But Nora can feel an uneasy shift in the woods at Oliver’s presence. And it’s not too long after that Nora realizes she has no choice but to unearth the truth behind how the boy she has come to care so deeply about survived his time in the forest, and what led him there in the first place. What Nora doesn’t know, though, is that Oliver has secrets of his own—secrets he’ll do anything to keep buried, because as it turns out, he wasn’t the only one to have gone missing on that fateful night all those weeks ago.
For as long as there have been fairy tales, we have been warned to fear what lies within the dark, dark woods and in Winterwood, New York Times bestselling author Shea Ernshaw, shows us why.
Rating: 4 stars
I read this as part of my #JolabokaflodReadathon.

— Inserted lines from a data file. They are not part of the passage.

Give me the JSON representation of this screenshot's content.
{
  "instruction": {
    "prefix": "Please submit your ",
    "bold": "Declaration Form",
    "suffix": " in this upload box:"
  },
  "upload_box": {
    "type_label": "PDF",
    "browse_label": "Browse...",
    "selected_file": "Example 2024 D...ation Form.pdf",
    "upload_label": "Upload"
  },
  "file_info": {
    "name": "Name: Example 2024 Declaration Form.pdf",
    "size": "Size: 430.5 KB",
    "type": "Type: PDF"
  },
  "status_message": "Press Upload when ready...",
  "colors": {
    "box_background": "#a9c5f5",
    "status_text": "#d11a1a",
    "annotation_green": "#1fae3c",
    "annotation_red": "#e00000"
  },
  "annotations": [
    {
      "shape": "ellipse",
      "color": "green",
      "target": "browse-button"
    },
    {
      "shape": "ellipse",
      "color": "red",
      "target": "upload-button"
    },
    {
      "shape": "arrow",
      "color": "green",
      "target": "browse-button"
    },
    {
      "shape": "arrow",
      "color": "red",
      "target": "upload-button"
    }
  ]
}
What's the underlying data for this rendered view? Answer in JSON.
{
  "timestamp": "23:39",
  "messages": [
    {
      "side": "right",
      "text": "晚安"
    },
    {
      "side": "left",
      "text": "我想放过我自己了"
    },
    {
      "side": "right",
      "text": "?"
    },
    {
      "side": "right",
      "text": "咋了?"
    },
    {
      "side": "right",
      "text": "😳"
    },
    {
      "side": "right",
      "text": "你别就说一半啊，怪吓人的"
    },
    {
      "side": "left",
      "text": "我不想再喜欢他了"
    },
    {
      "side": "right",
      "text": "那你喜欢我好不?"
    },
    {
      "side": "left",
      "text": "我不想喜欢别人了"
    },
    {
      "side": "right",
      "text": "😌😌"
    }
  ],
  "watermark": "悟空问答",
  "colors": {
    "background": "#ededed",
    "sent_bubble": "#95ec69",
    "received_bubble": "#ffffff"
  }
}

So, okay, it isn’t a super long book, and it does have a way of drawing you in so you want to keep reading. I can say that I love the fact that this book was a pretty quick read.
Oh, and it was actually really atmospheric. I can absolutely admit that this book is best enjoyed in the middle of winter, preferably when there is snow on the ground and you’re cuddled up under a blanket with a nice big mug of whatever hot beverage you prefer beside you. When I read this I had a big mug of hot cocoa, complete with a bunch of mini-marshmallows. It definitely heightened the reading experience for me.
The Walker Women are all very interesting, though most of them we only get to know because of these brief interludes in-between chapters. Still, I can say that I would greatly enjoy further stories about the Walkers and their odd and interesting abilities.
The interactions between Nora and the rest of the characters was all right, though her somewhat loner mentality made things a bit more awkward. Oliver was mysterious, and it was clear that there was some sort of connection between the two characters.
This may not have been my standard book to pick up. I though Ernshaw’s other book was good but not great, so I was willing to try another book by her. And I think I prefer this one, but I’m still not wholly blown away. I don’t usually gravitate towards books that focus on death or mystery, but I was intrigued by the woods in this one. Plus, okay, yeah, it was in my OwlCrate so I didn’t go out of my way to pick this book up or anything.
I do enjoy Ernshaw’s books. They have a nice magic to them, but most importantly the atmosphere of her novels is done so well. That’s probably why I’ll pick up the next one as well…provided that the concept sounds interesting.
Where to Get a Copy
You can also check with your local library.